CBL courses encourage community service
Lily McGill | Friday, February 1, 2013
Each semester, Notre Dame’s Spanish department, in conjunction with the Center for Social Concerns (CSC), offers community-based learning (CBL) courses that allow students to integrate their Spanish language learning with community service at various partner organizations in South Bend.
“Any community-based learning program is going to be coming from a perspective of mutuality,” said Rachel Parroquin, director of Spanish service learning. “We’re looking for ways that are going to be helpful for the community partners but also meet the learning goals of our students.”
Parroquin said student involvement in CBL programs allows for interaction with native speakers, language skill improvement and intercultural competence.
“It’s almost like a mini-immersion,” she said. “Getting off campus, getting to the community, having to negotiate meaning, having to figure out ways to say things, it definitely helps them to work on strategies.”
Parroquin said students in CBL programs have the opportunity to participate in activities including mentoring middle school students, reading aloud with preschoolers in Spanish and participating in a Latino outreach program through Memorial Hospital.

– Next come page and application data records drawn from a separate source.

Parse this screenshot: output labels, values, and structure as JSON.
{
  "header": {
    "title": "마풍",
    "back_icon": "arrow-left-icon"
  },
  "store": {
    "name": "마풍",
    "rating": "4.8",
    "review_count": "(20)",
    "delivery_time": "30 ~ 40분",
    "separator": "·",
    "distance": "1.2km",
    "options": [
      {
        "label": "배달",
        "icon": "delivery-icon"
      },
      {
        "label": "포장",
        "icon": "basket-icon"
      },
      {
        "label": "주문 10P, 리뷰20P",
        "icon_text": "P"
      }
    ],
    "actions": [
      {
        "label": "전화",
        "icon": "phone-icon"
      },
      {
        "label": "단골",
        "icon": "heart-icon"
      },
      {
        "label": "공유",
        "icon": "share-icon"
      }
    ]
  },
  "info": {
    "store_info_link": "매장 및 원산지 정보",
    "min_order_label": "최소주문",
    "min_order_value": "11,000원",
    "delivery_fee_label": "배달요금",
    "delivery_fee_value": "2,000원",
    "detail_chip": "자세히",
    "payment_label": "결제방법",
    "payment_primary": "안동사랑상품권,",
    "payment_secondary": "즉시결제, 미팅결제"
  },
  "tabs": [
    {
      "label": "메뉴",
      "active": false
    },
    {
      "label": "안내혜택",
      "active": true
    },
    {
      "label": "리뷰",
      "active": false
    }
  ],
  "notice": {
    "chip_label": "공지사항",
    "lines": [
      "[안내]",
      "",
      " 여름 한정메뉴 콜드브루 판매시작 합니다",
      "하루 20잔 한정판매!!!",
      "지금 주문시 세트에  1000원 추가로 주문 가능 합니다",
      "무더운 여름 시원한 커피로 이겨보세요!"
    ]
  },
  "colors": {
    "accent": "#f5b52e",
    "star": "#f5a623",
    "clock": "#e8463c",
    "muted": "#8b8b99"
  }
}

“We try to have a variety of programs in terms of student interests,” she said.
The CBL program works consistently with more than a dozen community partners, including La Casa de Amistad, El Campito, South Bend Community Schools and the Sister Maura Brannick Health Center.
The impact of the CBL program on its partners has been enormous, totaling over 3,400 hours of community time in the 2011-12 academic year, Parroquin said.
Parroquin said programs have experienced growth and expansion, especially youth-centered programs, such as La Casa de Amistad’s ¡Adelante! Youth Development Program.
“Last spring [La Casa de Amistad] had their first group of the ¡Adelante! students that Professor [Marisel] Moreno’s classes had worked with all graduate from high school and all go on to some kind of either university, culinary school, or some kind of program with scholarships,” Parroquin said.
Spanish CBL currently comprises three components, Parroquin said. At the intermediate level, about 10 to 15 percent of students choose to participate in a CBL program to satisfy the experiential learning component of their Spanish requirements.
This semester, Parroquin teaches a new class titled “Language, Culture and Community” that requires students to commit to a minimum of 10 hours of service.
“The focus of this class has to do with immigration issues, looking closely at the South Bend community and how it’s impacted by immigration,” she said. “What are the issues that the Latino community, recent immigrants especially, have to face?”
At the senior level, Moreno teaches “Migrant Voices: Latino Literature through Service-Learning” and “Race and Ethnicity in U.S. Latino Literature,” both of which require two hours of community service per week.
Parroquin said the Spanish department’s Community-Based Learning program continues to grow with the help of the CSC and will be adding new courses in the future.